HARRISONBURG -- Dean Marlowe knows there's nothing he can do about last year, when James Madison University's secondary struggled to make plays. Those struggles will help motivate Marlowe to make sure his senior season is one to remember.
"I'm thankful that I have another year to dominate," Marlowe said at JMU's media day earlier this month. "That's exactly what I want to do. Like [defensive coordinator Brandon] Staley said do you want to defend or do you want to dominate, and I want to dominate. I just want to be that secondary and be that defensive team that when offenses play against us, they're like, 'OK, they have a pretty good defense. We got to be on our game and we got to execute.' That's the type of defense that I want to be. Last year was last year. It's over with now."
If JMU's defense is going to dominate this season, the senior safety will certainly play a key role.
Marlowe had 77 tackles last year, including 36 unassisted. He had one interception and eight pass deflections. He was a second team All-CAA selection last year on defense, and was also a third-team selection at punt returner.
One of the reasons that the secondary struggled last year was they were young, but Marlowe said everyone is getting better.
"They've come a long way," Marlowe said. "They've learned a lot. They've listened a lot, not just to me but to our new coaches."
JMU has a brand-new coaching staff, including head coach Everett Withers. Marlowe said that all the changes have been good, and they've brought a new energy to the team.
Marlowe said the energy of the coaches rubs off onto the players.
"[The coaches] they do tremendous jobs at critiquing us when we do things bad, when we do great things they're sitting there jumping and high-fiving us," Marlowe said. "I feel like those are the guys that are going to put us in the best positions to be successful."
Marlowe said he wants to become an even better vocal leader this season.
Communication was one of the things that hurt the secondary last year, according to Marlowe.
"I feel like we do a good job with older guys and younger guys communicating, but we got to work on communicating on the field," Marlowe said. "Off the field we're always telling each other what you gotta do here or do there. Our biggest thing that we need to improve on I would say is communication in the backfield. And we will do that."
Marlowe is from Queens, N.Y., and said it took a little time to adjust to living in Harrisonburg, but he loves being at JMU.
"I always wanted to go to school down south. I wanted to get away from the New York City area," Marlowe said. "I've been there born and raised [in New York city], so I wanted like a new scenery, and I felt like when I came here it was like home. I felt real comfortable. I loved the campus.
"It's a huge difference coming from a big city with eight million people to the town of Harrisonburg, that I don't even know the population. It's real calm. I love being here."

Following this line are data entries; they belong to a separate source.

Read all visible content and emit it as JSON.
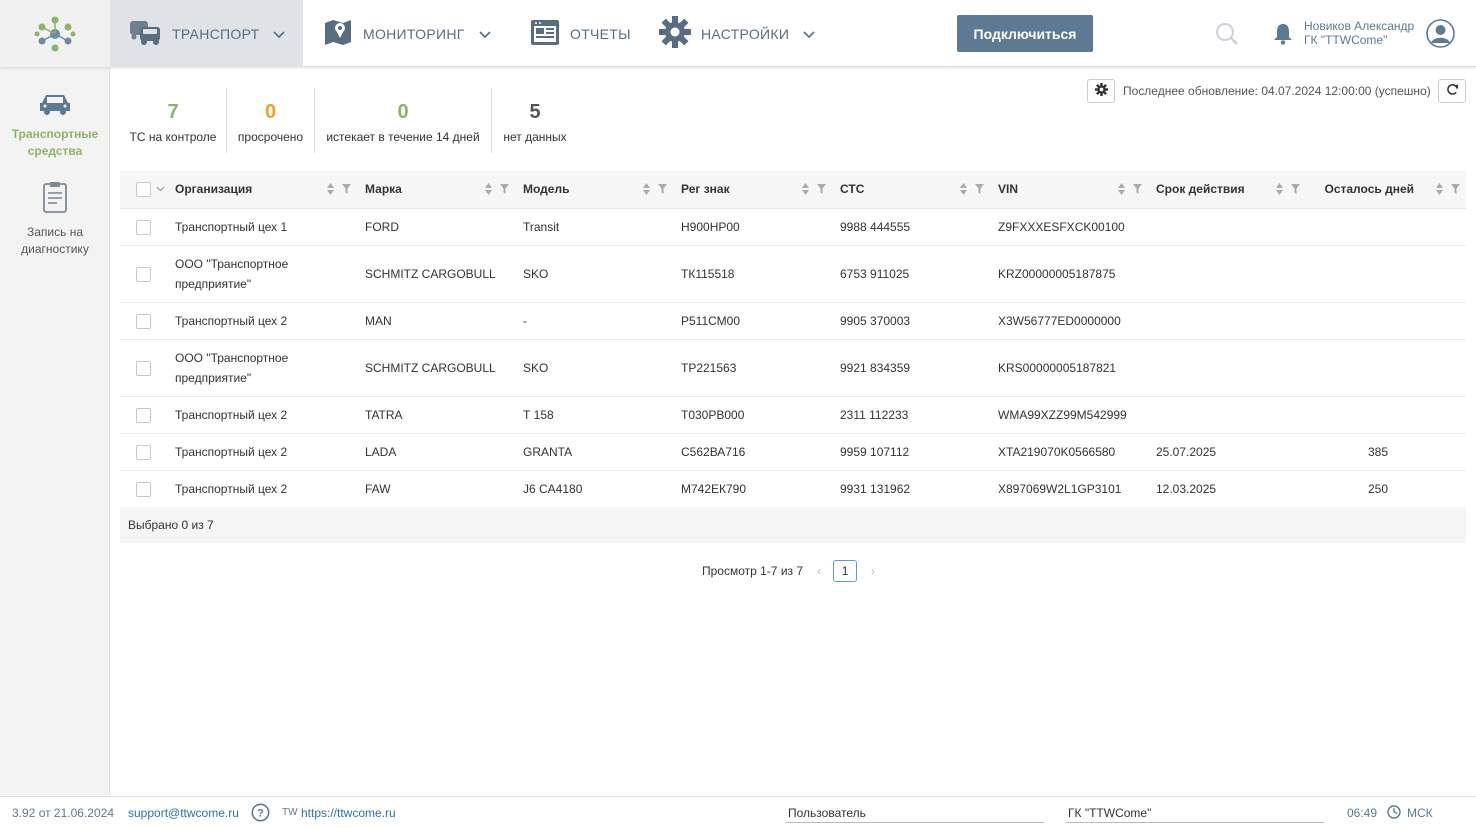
{
  "nav": {
    "items": [
      {
        "label": "ТРАНСПОРТ",
        "icon": "truck-car-icon",
        "active": true,
        "has_chevron": true
      },
      {
        "label": "МОНИТОРИНГ",
        "icon": "map-pin-icon",
        "active": false,
        "has_chevron": true
      },
      {
        "label": "ОТЧЕТЫ",
        "icon": "report-icon",
        "active": false,
        "has_chevron": false
      },
      {
        "label": "НАСТРОЙКИ",
        "icon": "gear-icon",
        "active": false,
        "has_chevron": true
      }
    ],
    "connect_label": "Подключиться",
    "user_name": "Новиков Александр",
    "user_org": "ГК \"TTWCome\""
  },
  "sidebar": {
    "items": [
      {
        "label1": "Транспортные",
        "label2": "средства",
        "active": true
      },
      {
        "label1": "Запись на",
        "label2": "диагностику",
        "active": false
      }
    ]
  },
  "stats": [
    {
      "value": "7",
      "caption": "ТС на контроле",
      "color": "#8bb36b"
    },
    {
      "value": "0",
      "caption": "просрочено",
      "color": "#f0a030"
    },
    {
      "value": "0",
      "caption": "истекает в течение 14 дней",
      "color": "#8bb36b"
    },
    {
      "value": "5",
      "caption": "нет данных",
      "color": "#555555"
    }
  ],
  "update": {
    "text": "Последнее обновление: 04.07.2024 12:00:00 (успешно)"
  },
  "table": {
    "columns": [
      "Организация",
      "Марка",
      "Модель",
      "Рег знак",
      "СТС",
      "VIN",
      "Срок действия",
      "Осталось дней"
    ],
    "rows": [
      {
        "org": "Транспортный цех 1",
        "brand": "FORD",
        "model": "Transit",
        "reg": "Н900НР00",
        "sts": "9988 444555",
        "vin": "Z9FXXXESFXCK00100",
        "exp": "",
        "days": ""
      },
      {
        "org": "ООО \"Транспортное предприятие\"",
        "brand": "SCHMITZ CARGOBULL",
        "model": "SKO",
        "reg": "ТК115518",
        "sts": "6753 911025",
        "vin": "KRZ00000005187875",
        "exp": "",
        "days": ""
      },
      {
        "org": "Транспортный цех 2",
        "brand": "MAN",
        "model": "-",
        "reg": "Р511СМ00",
        "sts": "9905 370003",
        "vin": "X3W56777ED0000000",
        "exp": "",
        "days": ""
      },
      {
        "org": "ООО \"Транспортное предприятие\"",
        "brand": "SCHMITZ CARGOBULL",
        "model": "SKO",
        "reg": "ТР221563",
        "sts": "9921 834359",
        "vin": "KRS00000005187821",
        "exp": "",
        "days": ""
      },
      {
        "org": "Транспортный цех 2",
        "brand": "TATRA",
        "model": "Т 158",
        "reg": "Т030РВ000",
        "sts": "2311 112233",
        "vin": "WMA99XZZ99M542999",
        "exp": "",
        "days": ""
      },
      {
        "org": "Транспортный цех 2",
        "brand": "LADA",
        "model": "GRANTA",
        "reg": "С562ВА716",
        "sts": "9959 107112",
        "vin": "XTA219070K0566580",
        "exp": "25.07.2025",
        "days": "385"
      },
      {
        "org": "Транспортный цех 2",
        "brand": "FAW",
        "model": "J6 CA4180",
        "reg": "М742ЕК790",
        "sts": "9931 131962",
        "vin": "X897069W2L1GP3101",
        "exp": "12.03.2025",
        "days": "250"
      }
    ],
    "selected_text": "Выбрано 0 из 7"
  },
  "pager": {
    "text": "Просмотр 1-7 из 7",
    "current_page": "1"
  },
  "footer": {
    "version": "3.92 от 21.06.2024",
    "support": "support@ttwcome.ru",
    "tw": "TW",
    "site": "https://ttwcome.ru",
    "user_field": "Пользователь",
    "org_field": "ГК \"TTWCome\"",
    "time": "06:49",
    "tz": "МСК"
  },
  "colors": {
    "accent": "#5e7a93",
    "green": "#8bb36b",
    "orange": "#f0a030",
    "link": "#3070b0"
  }
}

Even with all the coaching changes, Marlowe said the team is closer than ever.
The Dukes have missed the playoffs four of the last five years. Marlowe said he believes the team will be successful this season. No matter how the team does, Marlowe wants to make sure he makes the most of his final college playing days.
"I'm going to go out with a bang," Marlowe said with a smile on his face. "It's been a long, long four or five years but it's went by in a heartbeat. The older guys just kept telling me don't take it for granted. Now I look back and I don't regret anything I've done. I'm just looking forward to having a great senior season."
Contact Assistant Sports Editor Tommy Keeler at 540-465-5137 ext. 168, or email@example.com Follow on Twitter @tkeelernvd